John Dickinson didn’t sign the 13 colonies’ historical document for freedom, the Declaration of Independence.
Although John Dickinson was one of the founding fathers of the United States of America; but, he was afraid of signing the Declaration of Independence.
Along with him, some other delegates of the Continental Congress feared that the independence of the 13 colonies from Great Britain would provoke other European imperial powers to invade their land. Because the European powers had always been looking at the 13 North American colonies with greedy eyes.
On top of that, to protect themselves, their military side was not stronger yet. Therefore, he tried so hard to stop the secessionist actions of the Continental Congress from Great Britain.
He and some other delegates tried to American Congress to come to a proper diplomatic negotiation with the English authority.
However, it didn’t mean that John Dickinson was a loyalist or he loved British rule in the 13 colonies. He tried it all, only for the security of the American people.
Did Dickinson Succeded In His Attempt To Negotiate With British Authority?
No, Dickinson and his supporters got no success in their attempts to negotiate with the British authority.
Delegates including John Adams, Samuel Adams, and Thomas Jefferson, respected his idea for the 13 colonies’ security. But they were on a completely opposite side of Dickinson. They supported the full independence of the 13 colonies.

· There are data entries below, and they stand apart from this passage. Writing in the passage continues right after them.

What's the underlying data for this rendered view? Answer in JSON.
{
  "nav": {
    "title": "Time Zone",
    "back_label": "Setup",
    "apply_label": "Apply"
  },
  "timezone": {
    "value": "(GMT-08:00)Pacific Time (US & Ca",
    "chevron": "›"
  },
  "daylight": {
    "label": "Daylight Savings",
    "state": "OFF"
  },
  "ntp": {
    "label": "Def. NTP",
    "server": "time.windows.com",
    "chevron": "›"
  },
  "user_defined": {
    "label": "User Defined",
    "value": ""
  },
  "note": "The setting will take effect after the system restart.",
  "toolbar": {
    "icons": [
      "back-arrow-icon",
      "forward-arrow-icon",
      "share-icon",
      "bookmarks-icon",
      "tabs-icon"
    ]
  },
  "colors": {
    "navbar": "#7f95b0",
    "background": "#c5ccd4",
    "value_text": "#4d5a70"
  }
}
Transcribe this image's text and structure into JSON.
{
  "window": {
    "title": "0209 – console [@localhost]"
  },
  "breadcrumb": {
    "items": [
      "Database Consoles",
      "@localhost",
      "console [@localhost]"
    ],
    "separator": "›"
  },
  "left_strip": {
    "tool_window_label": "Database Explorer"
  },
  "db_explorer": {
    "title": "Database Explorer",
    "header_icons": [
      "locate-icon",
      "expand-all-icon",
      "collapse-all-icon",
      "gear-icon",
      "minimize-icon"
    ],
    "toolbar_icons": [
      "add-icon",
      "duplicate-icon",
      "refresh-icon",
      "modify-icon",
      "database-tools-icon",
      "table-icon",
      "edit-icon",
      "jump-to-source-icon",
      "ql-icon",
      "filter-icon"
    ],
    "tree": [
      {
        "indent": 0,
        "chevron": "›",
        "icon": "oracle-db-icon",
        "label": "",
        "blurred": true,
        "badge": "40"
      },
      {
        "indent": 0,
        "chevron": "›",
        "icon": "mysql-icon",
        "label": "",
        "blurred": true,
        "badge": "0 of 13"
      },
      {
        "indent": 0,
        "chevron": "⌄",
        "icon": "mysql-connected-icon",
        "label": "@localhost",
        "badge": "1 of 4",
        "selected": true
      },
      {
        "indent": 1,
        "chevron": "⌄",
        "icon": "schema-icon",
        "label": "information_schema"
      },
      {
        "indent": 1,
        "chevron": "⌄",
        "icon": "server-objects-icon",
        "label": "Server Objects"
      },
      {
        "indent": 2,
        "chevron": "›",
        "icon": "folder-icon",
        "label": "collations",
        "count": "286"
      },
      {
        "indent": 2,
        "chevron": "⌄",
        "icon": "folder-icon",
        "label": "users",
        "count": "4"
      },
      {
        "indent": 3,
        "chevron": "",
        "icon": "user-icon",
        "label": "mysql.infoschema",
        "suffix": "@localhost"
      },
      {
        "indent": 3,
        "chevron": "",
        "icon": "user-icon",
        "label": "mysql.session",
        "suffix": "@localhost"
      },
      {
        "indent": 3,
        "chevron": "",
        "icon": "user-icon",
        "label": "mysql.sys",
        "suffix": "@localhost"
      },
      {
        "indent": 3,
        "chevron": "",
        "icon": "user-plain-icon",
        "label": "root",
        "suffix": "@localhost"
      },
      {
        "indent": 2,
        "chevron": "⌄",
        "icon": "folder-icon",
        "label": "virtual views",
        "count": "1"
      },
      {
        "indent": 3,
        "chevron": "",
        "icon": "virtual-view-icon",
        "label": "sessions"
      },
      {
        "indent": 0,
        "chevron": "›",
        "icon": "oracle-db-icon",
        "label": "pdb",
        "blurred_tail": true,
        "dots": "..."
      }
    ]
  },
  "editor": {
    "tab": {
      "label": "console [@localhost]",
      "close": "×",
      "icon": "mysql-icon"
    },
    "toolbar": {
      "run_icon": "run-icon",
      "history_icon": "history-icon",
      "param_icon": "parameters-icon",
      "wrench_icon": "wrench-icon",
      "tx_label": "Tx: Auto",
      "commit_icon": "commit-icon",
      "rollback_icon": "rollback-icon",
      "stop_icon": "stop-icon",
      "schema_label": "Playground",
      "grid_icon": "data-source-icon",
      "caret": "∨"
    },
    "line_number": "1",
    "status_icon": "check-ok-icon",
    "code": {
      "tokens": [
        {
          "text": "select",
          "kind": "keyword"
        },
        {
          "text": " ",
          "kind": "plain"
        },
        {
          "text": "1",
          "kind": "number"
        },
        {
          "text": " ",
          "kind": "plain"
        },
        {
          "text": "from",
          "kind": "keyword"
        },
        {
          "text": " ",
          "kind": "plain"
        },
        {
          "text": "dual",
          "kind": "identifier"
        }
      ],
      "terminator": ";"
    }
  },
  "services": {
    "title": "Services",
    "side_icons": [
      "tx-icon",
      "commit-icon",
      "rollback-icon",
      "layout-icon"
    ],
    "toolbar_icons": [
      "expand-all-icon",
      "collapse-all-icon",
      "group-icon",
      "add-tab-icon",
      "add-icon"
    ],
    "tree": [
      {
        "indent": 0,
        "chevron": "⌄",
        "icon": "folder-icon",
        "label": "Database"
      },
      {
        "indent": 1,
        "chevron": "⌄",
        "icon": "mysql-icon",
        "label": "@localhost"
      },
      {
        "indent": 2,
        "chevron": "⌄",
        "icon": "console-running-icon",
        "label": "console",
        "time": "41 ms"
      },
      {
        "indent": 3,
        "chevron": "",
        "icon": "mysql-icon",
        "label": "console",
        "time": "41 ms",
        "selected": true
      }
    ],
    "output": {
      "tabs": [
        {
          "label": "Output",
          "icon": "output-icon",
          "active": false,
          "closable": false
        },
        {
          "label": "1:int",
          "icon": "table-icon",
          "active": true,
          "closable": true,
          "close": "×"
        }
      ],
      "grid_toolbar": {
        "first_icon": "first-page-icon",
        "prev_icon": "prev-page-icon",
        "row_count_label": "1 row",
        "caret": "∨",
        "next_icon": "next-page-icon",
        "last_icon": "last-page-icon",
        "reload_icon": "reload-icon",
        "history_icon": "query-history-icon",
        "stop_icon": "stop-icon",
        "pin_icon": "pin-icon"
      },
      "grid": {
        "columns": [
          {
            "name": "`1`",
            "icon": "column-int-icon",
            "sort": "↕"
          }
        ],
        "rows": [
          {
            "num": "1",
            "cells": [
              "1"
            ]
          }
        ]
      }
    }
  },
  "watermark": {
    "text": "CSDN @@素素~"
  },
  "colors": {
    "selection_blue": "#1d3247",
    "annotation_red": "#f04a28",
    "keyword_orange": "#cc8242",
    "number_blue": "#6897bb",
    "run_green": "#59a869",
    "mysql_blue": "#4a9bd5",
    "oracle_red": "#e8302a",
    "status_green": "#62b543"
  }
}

John Dickinson himself wrote the Olive Branch Petition and then sent it to the British King. But whatever they attempted, it made no effect. Contrary British King George III refused to read and accept the proposal (the Olive Branch Petition).
Even going one step further, King George III declared the colonists traitors.
As a result, it caused a complete failure of all the negotiation attempts. Finally, the rejection led the 13 colonies towards the full-fledged Revolutionary War of America’s independence.
Who Were The Other Supporters of Dickinson’s Approach?
- John Jay
- Alexander Hamilton
- James Madison
- Thomas Johnson
- John Rutledge
Did John Dickinson’s Assumption Prove To Be Right After Independence?
John Dickinson’s concern over the 13 colonies’ independence was quite rationalistic. However, after the 13 colonies’ independence and the formation of the United States of America, nothing happened the way he assumed.
Probably, France Empire hoped to gain some territories, which they lost during the Seven Years’ War. But once when the Revolutionary War ended, France was not in a condition where they could enter another struggle.
Because the Revolutionary War already broke its economy’s spine. Similarly, under the treaty of Paris 1783, Great Britain already accepted the United States of America (previously 13 colonies) as an independent country.
So, fighting against the newborn country meant the violation of the treaty. Because of these reasons, John Dickinson’s assumption didn’t prove to be right after independence.